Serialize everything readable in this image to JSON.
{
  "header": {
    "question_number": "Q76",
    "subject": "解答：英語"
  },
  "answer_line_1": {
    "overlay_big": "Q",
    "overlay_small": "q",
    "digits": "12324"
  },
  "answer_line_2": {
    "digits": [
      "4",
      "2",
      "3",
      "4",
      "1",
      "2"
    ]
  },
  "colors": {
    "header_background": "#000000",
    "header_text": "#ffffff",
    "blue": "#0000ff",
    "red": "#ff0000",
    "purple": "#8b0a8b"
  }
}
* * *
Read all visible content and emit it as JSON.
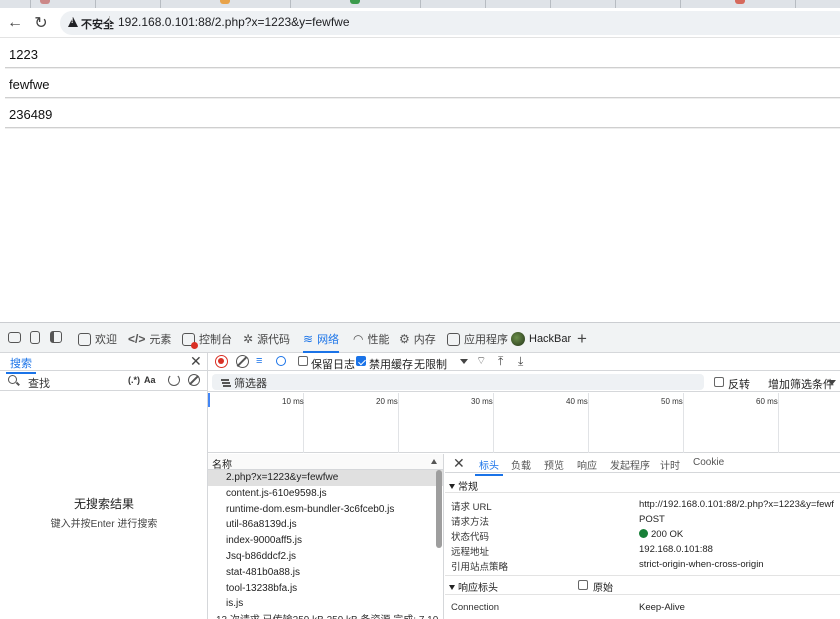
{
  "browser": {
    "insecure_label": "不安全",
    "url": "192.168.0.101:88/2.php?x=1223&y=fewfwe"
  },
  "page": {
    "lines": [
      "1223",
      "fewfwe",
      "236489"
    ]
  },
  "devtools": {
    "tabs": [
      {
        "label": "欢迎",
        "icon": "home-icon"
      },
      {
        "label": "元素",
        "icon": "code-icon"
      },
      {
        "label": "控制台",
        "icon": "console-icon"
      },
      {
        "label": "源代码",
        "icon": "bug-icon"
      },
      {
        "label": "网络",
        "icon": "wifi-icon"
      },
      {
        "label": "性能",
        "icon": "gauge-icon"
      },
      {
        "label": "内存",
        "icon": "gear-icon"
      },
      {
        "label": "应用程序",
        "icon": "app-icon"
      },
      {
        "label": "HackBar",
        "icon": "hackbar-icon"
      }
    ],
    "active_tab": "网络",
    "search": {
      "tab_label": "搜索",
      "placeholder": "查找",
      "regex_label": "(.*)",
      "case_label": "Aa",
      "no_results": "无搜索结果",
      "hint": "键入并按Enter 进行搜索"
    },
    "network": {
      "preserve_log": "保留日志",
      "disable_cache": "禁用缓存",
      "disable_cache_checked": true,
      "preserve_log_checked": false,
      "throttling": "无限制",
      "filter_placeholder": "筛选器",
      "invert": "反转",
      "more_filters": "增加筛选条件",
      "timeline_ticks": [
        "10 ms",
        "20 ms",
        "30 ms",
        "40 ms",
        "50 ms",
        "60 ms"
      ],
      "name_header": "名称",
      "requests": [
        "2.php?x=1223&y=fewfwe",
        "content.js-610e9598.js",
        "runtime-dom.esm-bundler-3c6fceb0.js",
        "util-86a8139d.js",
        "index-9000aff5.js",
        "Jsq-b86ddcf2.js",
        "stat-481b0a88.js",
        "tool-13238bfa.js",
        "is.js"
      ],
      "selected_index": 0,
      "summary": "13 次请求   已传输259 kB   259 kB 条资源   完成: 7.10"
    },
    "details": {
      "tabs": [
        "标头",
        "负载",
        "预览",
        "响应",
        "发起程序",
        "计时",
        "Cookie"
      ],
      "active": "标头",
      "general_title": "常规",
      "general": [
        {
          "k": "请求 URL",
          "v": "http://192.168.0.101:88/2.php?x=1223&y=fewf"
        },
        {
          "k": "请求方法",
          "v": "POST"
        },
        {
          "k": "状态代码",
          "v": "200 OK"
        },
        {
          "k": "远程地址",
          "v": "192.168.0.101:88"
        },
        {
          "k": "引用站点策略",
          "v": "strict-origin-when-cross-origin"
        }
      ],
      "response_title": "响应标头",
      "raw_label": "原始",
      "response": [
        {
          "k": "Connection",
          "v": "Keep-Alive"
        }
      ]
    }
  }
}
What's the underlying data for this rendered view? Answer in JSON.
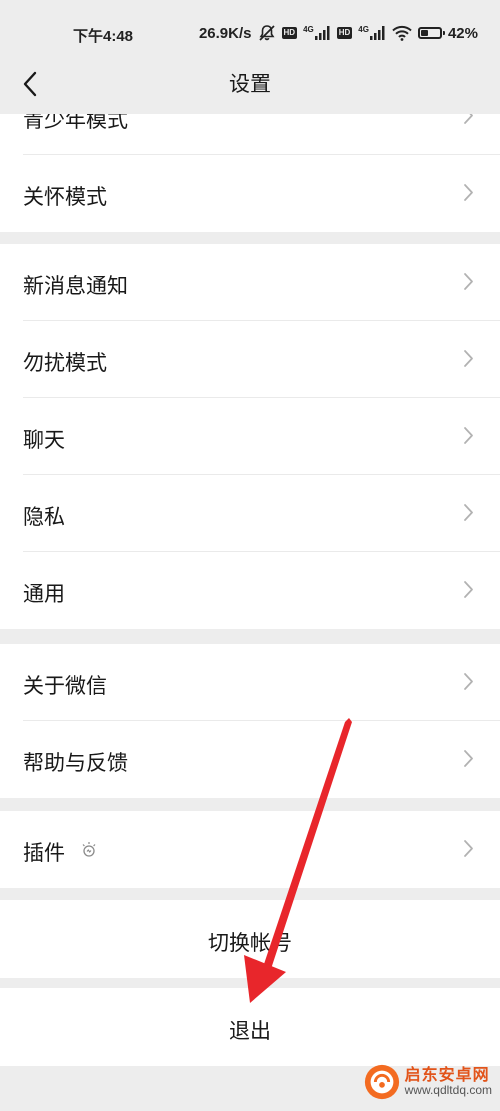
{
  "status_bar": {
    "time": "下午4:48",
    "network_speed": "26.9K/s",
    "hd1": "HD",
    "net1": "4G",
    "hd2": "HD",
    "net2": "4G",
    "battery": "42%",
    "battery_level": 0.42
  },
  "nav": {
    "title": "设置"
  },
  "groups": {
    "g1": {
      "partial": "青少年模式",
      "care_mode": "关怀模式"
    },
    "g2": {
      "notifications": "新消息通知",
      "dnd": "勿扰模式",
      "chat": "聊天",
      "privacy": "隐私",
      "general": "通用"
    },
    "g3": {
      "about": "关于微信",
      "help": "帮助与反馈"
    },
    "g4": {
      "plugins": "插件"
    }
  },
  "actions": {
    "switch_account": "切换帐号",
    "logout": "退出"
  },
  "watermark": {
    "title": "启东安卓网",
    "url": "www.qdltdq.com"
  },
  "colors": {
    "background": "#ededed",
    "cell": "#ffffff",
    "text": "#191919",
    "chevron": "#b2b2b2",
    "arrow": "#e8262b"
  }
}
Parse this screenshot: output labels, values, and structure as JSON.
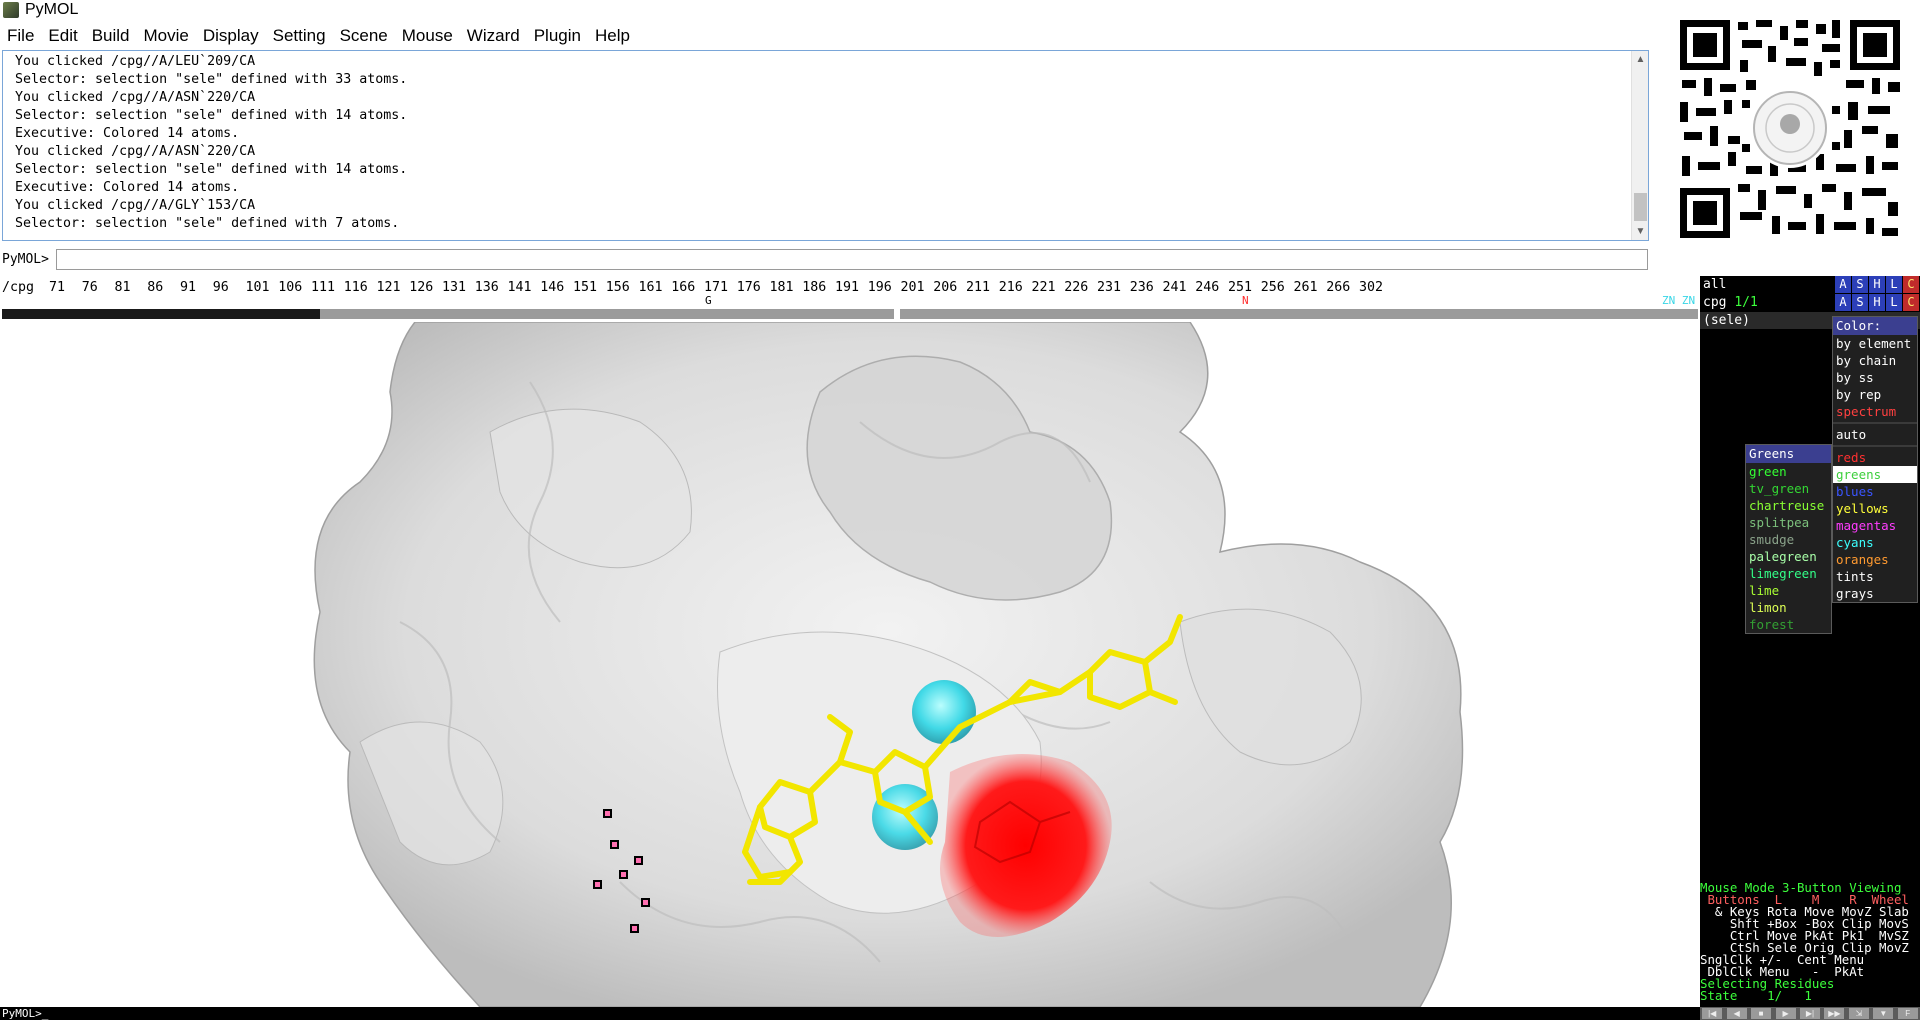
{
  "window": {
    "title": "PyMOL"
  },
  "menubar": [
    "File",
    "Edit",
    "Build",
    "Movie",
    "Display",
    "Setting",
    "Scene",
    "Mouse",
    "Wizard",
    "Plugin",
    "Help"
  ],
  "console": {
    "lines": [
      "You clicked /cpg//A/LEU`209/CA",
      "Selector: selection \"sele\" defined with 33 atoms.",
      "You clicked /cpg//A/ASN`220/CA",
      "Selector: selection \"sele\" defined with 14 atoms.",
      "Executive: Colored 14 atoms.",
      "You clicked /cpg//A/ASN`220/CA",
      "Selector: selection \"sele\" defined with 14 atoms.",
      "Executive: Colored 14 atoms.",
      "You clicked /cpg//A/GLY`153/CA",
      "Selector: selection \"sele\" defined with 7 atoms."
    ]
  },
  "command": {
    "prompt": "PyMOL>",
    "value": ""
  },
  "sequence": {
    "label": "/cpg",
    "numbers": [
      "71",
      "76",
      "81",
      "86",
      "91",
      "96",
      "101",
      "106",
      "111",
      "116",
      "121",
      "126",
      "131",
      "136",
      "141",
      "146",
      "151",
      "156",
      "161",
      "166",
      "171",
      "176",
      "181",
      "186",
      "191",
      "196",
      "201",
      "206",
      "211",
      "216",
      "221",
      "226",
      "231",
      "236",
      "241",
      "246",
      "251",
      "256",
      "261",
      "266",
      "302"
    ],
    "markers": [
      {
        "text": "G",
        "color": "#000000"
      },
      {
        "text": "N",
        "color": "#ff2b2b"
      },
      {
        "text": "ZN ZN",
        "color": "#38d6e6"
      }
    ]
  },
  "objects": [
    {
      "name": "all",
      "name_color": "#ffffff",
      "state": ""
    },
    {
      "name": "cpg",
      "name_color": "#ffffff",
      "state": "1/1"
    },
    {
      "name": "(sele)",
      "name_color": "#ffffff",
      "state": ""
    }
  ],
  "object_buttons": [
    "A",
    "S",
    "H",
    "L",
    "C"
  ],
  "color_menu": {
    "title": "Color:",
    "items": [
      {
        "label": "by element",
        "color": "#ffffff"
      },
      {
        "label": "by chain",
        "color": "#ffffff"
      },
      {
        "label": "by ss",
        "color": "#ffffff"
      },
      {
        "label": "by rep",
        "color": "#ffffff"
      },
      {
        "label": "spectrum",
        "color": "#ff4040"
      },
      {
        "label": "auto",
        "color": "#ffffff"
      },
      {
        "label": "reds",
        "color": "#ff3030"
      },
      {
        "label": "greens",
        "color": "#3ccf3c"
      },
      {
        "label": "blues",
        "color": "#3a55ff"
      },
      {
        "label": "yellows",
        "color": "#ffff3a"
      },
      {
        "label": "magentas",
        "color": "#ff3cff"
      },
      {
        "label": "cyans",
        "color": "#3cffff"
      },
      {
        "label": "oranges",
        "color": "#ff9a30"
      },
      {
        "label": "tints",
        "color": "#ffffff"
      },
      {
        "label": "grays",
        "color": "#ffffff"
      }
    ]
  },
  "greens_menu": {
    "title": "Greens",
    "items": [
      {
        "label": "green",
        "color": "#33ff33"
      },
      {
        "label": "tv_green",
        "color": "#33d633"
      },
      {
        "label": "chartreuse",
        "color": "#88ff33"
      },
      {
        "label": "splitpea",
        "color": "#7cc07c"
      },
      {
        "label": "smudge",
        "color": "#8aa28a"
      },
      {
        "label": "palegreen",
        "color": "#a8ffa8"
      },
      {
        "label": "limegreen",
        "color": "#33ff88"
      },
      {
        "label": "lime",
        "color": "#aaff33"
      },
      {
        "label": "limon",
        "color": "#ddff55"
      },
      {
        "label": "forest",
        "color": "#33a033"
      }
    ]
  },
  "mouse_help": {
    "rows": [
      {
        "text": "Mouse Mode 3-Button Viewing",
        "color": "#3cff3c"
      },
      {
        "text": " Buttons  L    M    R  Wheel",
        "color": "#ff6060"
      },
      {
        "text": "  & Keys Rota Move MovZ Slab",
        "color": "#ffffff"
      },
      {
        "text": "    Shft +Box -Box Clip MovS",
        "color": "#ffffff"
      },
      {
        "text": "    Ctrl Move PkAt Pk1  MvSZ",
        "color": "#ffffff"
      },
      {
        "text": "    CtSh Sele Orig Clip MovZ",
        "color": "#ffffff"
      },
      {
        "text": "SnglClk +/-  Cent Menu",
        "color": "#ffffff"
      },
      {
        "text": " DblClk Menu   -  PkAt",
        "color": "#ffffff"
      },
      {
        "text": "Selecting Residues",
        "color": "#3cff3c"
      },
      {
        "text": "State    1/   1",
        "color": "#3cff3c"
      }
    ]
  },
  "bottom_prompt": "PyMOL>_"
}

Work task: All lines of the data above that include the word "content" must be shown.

Answer for the task:
Read all visible content and emit it as JSON.
        "content.js-610e9598.js",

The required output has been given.